• Aim of the task: Where does the string "売りポジション" occur in the records? Copy each line that holds it.

• Entries from a dataset of interfaces:
--- START ---
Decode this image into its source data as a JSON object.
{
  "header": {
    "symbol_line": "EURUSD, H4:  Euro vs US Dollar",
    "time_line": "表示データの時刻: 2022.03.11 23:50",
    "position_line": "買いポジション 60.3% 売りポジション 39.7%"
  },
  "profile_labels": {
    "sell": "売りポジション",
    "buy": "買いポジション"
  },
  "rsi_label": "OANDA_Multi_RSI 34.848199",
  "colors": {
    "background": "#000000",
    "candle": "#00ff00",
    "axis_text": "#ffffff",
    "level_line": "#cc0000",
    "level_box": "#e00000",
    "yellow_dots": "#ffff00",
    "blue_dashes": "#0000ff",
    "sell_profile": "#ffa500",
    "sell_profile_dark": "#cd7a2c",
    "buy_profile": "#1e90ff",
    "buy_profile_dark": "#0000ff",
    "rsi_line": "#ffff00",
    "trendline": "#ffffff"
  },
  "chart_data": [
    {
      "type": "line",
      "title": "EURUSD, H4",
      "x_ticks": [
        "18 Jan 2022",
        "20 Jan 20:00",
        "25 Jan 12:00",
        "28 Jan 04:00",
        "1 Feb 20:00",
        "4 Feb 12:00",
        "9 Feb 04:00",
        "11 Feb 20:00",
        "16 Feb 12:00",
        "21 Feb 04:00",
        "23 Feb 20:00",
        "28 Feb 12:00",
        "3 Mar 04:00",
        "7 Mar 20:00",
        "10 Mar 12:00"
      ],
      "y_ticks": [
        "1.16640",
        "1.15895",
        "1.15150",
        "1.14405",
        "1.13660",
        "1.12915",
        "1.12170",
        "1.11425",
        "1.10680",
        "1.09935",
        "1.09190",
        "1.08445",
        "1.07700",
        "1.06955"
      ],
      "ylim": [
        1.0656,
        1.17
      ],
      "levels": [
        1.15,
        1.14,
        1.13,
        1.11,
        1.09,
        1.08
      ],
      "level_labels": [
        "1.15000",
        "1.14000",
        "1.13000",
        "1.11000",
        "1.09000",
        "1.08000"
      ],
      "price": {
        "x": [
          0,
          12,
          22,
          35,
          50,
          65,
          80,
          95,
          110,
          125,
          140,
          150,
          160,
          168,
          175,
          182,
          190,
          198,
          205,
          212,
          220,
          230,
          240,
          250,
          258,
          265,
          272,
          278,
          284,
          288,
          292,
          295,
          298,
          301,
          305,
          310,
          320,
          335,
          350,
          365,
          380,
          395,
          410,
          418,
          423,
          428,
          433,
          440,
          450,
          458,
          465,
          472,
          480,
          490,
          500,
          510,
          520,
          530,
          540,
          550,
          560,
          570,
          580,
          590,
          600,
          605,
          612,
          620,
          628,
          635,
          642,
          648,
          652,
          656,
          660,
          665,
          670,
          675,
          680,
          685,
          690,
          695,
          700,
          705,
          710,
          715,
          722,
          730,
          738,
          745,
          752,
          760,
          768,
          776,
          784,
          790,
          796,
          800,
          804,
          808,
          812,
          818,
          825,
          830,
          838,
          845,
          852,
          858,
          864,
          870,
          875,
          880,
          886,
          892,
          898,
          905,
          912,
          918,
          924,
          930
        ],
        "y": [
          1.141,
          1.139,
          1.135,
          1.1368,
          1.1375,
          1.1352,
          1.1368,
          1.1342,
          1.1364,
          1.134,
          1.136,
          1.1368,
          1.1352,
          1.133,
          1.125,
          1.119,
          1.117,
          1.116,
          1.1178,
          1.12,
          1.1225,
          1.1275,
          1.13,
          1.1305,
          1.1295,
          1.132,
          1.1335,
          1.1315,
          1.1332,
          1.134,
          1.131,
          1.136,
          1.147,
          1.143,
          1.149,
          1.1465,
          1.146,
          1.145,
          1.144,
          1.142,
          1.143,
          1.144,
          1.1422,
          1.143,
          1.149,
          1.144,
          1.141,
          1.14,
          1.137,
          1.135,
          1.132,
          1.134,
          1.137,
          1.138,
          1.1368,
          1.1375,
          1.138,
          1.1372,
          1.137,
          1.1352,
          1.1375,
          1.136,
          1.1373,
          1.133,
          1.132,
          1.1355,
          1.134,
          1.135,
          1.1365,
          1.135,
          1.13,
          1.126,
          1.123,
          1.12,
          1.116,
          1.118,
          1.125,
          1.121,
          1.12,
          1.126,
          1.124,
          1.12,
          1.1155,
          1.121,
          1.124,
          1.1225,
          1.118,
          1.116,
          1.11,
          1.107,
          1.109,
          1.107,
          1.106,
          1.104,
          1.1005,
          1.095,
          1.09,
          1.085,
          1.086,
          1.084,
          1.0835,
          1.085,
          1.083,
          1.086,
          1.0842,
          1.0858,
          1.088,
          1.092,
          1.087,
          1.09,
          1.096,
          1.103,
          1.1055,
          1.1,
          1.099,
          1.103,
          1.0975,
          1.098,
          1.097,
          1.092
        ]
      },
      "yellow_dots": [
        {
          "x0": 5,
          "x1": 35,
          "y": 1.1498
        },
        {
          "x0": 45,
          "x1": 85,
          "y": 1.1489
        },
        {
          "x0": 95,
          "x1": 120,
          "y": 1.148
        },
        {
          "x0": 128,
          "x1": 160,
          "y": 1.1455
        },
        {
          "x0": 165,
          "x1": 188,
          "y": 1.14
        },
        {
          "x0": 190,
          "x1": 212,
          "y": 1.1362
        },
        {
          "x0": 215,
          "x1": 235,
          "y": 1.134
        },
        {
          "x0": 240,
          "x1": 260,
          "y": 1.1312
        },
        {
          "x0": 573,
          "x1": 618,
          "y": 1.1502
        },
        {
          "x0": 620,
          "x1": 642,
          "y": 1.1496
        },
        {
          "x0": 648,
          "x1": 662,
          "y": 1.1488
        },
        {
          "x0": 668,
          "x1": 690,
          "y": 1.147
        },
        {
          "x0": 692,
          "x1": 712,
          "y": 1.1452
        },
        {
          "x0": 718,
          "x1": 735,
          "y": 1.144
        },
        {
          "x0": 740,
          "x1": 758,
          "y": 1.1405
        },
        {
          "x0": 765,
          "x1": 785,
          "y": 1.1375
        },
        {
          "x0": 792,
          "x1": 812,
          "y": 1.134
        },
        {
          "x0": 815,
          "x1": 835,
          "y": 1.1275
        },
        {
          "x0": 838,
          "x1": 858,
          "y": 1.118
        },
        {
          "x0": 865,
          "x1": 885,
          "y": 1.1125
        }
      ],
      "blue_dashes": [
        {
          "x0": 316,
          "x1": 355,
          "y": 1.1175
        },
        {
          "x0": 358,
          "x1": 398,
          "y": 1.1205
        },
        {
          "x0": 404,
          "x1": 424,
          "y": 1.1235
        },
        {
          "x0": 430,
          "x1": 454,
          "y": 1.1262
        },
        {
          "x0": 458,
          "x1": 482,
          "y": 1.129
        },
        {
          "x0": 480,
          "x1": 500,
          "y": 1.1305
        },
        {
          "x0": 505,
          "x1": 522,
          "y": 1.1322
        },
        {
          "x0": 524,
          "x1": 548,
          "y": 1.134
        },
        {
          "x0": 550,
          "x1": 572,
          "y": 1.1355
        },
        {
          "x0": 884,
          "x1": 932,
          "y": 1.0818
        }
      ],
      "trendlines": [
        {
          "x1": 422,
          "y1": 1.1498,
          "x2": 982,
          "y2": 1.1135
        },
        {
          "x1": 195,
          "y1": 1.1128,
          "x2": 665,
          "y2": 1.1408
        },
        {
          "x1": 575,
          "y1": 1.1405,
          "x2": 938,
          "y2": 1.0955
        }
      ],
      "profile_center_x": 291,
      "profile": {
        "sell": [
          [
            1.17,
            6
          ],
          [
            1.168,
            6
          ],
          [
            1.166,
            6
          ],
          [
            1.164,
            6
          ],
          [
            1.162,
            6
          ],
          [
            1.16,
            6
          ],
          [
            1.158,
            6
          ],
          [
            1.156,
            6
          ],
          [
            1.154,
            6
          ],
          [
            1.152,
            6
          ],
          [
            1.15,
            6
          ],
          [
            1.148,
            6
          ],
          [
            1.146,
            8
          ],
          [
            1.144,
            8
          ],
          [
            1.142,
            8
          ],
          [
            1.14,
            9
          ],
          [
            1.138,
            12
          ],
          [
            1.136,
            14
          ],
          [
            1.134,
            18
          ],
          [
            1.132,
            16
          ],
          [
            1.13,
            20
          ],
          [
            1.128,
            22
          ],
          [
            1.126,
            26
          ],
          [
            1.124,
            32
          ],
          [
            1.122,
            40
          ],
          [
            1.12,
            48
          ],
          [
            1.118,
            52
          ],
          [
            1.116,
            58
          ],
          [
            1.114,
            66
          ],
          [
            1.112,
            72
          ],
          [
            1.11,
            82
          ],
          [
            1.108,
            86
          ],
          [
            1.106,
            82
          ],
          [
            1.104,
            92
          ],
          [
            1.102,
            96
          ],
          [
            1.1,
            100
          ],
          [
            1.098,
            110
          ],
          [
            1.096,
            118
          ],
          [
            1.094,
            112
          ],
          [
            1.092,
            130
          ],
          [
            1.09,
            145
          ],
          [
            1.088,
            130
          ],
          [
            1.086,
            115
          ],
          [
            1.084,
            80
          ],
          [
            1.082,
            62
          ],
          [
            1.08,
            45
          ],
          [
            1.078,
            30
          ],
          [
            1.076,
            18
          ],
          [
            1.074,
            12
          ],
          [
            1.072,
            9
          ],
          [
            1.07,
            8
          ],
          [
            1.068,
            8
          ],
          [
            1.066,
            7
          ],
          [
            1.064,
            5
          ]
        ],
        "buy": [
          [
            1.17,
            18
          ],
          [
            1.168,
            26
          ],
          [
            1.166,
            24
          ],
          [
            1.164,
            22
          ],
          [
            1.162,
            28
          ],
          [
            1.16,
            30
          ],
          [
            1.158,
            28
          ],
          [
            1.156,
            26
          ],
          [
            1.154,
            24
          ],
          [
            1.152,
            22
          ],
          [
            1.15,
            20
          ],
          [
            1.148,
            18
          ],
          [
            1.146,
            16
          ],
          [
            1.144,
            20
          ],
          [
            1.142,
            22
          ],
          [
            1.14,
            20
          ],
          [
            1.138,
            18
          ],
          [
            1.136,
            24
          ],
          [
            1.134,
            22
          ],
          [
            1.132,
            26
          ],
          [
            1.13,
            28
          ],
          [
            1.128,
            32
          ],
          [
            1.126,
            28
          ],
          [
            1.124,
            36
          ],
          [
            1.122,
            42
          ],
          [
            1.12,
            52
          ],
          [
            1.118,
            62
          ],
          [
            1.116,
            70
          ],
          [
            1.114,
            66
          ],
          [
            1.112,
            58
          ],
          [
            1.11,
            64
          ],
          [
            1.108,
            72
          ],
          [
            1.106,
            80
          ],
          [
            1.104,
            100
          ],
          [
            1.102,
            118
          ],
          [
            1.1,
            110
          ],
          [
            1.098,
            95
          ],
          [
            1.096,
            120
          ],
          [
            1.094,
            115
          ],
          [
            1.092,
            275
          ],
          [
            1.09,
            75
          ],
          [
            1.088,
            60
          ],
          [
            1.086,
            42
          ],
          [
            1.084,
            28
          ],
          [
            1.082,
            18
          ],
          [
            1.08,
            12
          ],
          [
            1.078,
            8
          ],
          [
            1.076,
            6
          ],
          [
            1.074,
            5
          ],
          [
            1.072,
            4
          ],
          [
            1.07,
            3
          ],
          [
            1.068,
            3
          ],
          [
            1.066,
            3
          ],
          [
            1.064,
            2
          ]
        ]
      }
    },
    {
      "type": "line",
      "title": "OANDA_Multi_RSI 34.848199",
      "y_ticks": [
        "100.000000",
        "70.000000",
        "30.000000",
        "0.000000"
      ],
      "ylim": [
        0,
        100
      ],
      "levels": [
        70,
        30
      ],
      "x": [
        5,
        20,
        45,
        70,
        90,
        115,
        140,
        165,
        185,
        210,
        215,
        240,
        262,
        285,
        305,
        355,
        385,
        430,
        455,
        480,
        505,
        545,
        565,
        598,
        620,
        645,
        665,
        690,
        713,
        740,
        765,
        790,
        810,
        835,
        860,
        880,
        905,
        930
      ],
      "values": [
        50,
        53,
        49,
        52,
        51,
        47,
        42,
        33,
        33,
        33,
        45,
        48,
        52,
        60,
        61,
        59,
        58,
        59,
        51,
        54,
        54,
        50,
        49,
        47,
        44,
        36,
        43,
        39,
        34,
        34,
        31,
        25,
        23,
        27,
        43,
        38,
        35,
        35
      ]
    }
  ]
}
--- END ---
• Answer to the exercise:
    "position_line": "買いポジション 60.3% 売りポジション 39.7%"
    "sell": "売りポジション",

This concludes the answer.